_REQUIRED ACTION:_ Filter the entries and keep only the lines where the string "Port" appears.

Excerpts from an interface dataset
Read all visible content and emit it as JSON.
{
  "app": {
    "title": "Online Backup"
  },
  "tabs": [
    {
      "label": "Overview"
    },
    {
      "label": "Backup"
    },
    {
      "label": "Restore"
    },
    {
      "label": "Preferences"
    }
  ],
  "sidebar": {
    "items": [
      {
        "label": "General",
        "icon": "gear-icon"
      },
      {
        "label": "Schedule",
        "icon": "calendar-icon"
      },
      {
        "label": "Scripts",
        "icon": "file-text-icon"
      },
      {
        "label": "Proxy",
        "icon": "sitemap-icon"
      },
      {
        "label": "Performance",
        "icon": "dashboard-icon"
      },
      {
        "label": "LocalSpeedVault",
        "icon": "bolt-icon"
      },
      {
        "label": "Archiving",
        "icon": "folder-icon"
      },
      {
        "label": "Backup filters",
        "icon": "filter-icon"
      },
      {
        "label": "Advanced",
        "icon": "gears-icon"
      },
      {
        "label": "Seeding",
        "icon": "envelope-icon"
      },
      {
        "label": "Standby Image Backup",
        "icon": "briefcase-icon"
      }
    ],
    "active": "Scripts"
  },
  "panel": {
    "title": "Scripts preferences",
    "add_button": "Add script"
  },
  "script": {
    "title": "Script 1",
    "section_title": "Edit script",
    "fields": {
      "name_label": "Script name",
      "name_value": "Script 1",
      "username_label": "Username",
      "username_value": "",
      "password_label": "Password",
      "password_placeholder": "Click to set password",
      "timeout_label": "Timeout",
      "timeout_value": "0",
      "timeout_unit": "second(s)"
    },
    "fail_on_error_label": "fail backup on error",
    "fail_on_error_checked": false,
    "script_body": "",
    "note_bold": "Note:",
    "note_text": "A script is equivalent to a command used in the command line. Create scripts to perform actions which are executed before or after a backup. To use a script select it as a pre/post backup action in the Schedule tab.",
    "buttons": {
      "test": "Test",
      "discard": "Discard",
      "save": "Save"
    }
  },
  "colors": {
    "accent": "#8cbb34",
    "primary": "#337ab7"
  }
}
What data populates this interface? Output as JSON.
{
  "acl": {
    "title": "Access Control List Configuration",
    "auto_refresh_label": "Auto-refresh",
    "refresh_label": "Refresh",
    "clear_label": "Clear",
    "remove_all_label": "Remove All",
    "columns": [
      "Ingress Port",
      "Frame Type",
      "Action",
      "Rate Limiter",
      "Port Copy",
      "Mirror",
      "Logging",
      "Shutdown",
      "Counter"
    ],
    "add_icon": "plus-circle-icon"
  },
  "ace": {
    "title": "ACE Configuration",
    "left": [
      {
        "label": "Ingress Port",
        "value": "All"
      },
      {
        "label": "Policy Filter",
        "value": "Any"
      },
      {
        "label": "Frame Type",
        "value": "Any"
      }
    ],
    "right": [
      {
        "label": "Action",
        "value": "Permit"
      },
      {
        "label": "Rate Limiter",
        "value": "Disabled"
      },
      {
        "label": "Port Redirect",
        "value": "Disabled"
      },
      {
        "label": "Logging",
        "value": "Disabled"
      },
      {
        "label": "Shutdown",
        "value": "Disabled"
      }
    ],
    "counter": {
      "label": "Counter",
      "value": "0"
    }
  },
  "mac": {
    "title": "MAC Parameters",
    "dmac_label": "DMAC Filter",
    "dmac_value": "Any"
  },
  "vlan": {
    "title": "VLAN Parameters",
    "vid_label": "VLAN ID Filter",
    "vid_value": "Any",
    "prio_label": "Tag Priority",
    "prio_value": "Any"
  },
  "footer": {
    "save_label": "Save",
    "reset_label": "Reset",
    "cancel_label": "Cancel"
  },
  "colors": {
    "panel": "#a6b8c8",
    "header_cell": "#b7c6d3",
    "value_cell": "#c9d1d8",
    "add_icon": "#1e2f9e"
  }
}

_ANSWER BOX:_
      "Ingress Port",
      "Port Copy",
        "label": "Ingress Port",
        "label": "Port Redirect",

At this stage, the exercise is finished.